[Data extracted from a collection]

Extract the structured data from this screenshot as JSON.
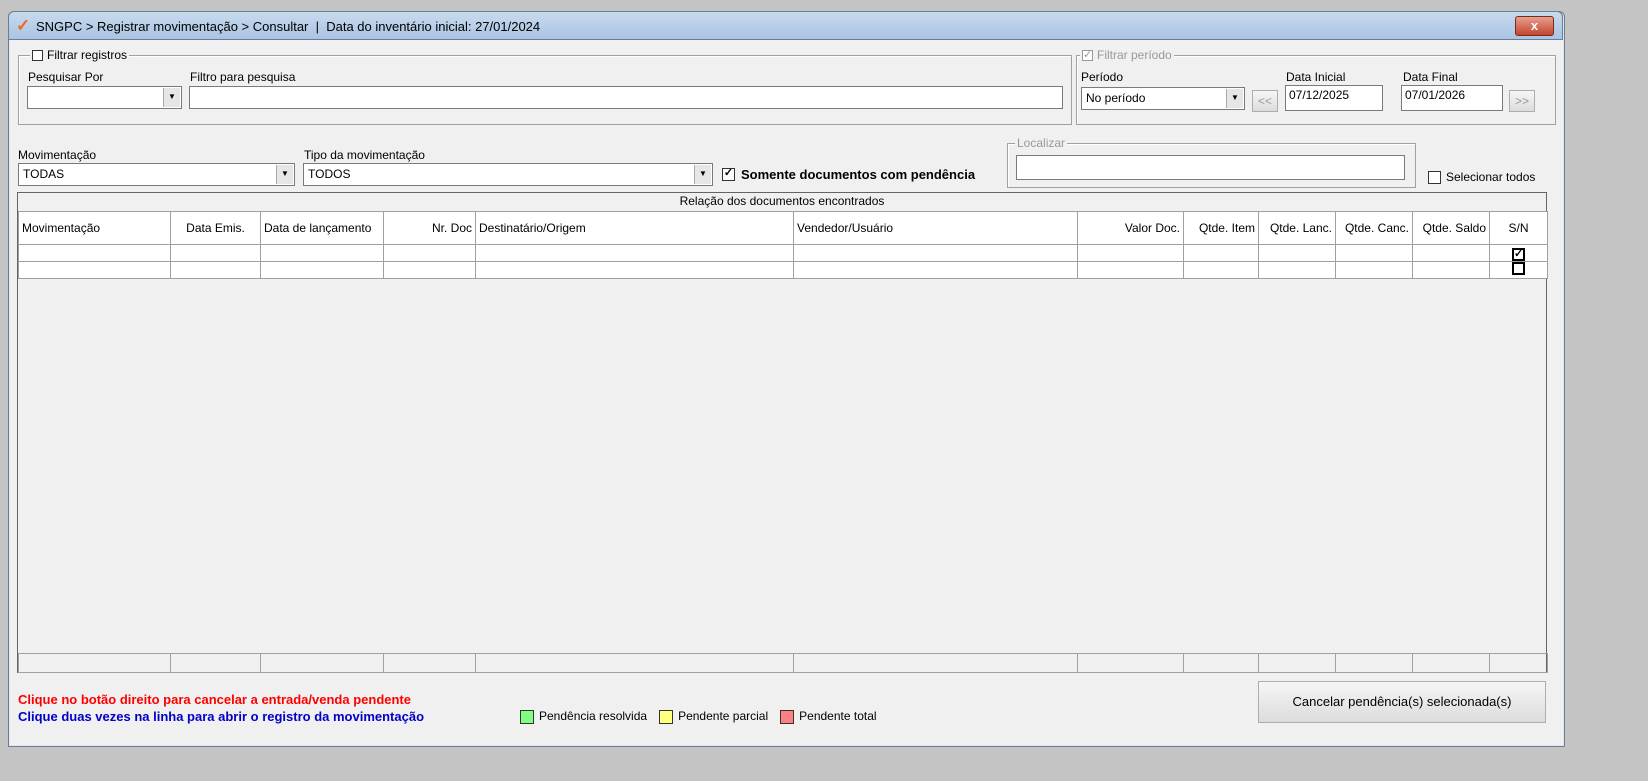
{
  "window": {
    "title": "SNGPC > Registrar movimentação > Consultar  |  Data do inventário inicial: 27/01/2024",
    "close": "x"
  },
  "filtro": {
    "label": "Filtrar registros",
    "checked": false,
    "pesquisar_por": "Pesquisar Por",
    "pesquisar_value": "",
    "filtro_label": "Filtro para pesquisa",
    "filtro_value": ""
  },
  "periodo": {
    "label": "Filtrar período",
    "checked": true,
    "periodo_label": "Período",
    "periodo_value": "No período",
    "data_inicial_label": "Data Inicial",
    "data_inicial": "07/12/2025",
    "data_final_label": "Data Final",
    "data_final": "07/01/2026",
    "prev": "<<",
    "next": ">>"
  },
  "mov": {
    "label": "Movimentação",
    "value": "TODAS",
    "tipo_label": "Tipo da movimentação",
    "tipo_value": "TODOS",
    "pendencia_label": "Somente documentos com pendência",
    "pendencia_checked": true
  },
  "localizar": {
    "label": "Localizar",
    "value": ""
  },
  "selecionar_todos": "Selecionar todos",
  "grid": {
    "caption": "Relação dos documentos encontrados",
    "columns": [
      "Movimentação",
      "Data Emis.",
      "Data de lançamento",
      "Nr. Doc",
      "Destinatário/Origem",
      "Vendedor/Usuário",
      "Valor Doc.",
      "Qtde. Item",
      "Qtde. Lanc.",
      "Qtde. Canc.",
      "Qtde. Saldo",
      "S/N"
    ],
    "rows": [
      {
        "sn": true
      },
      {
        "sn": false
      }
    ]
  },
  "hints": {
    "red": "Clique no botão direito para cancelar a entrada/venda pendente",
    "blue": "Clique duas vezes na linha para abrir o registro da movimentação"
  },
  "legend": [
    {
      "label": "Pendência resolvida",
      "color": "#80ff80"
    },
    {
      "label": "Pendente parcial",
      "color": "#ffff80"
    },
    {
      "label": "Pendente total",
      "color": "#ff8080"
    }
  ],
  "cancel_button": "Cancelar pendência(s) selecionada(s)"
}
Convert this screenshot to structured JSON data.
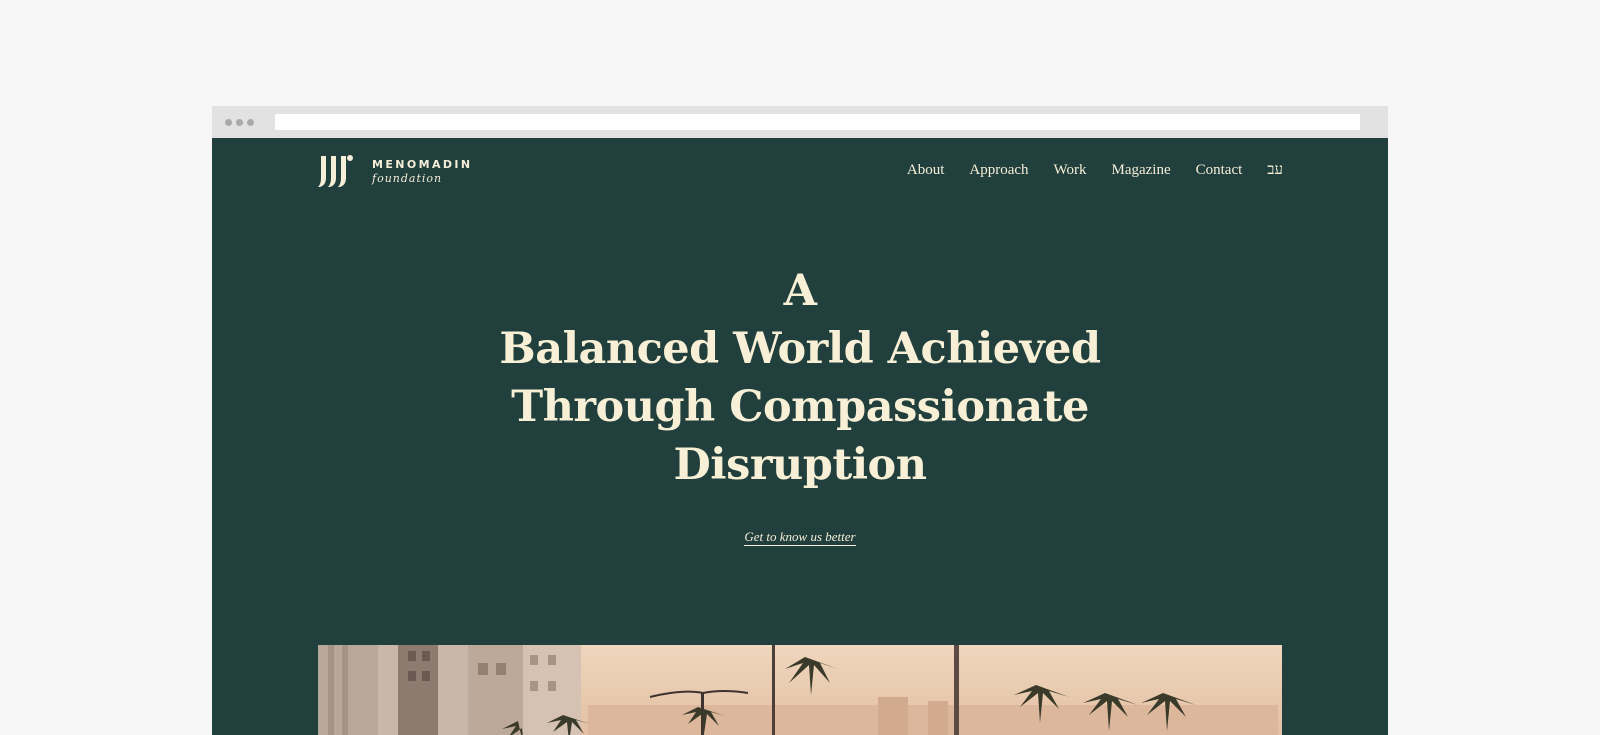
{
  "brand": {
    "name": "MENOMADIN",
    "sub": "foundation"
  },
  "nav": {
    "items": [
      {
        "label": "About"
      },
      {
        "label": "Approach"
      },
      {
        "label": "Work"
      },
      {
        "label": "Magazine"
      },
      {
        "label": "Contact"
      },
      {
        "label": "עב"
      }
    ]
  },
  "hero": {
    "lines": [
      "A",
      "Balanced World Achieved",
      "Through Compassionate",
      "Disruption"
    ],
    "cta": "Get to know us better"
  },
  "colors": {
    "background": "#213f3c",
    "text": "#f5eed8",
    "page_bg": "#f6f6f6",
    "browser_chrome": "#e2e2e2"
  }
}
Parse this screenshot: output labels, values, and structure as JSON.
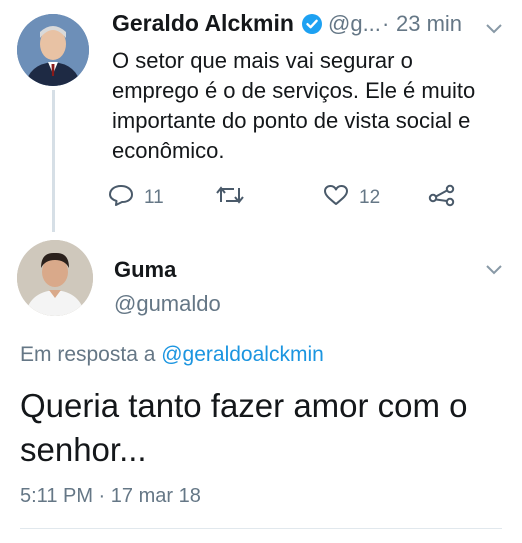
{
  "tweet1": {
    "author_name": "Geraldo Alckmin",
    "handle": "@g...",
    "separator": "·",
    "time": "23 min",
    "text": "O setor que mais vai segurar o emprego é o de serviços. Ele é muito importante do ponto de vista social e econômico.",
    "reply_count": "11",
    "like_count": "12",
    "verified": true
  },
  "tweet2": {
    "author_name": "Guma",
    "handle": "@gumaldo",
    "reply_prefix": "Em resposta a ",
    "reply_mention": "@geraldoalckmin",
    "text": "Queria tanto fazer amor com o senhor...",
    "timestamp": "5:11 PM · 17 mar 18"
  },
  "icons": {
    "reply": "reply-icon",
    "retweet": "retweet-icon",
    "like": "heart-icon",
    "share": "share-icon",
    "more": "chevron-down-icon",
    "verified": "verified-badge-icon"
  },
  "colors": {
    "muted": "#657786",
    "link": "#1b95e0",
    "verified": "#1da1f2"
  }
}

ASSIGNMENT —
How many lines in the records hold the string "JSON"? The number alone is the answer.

SOLUTION FOR THIS EXERCISE —
3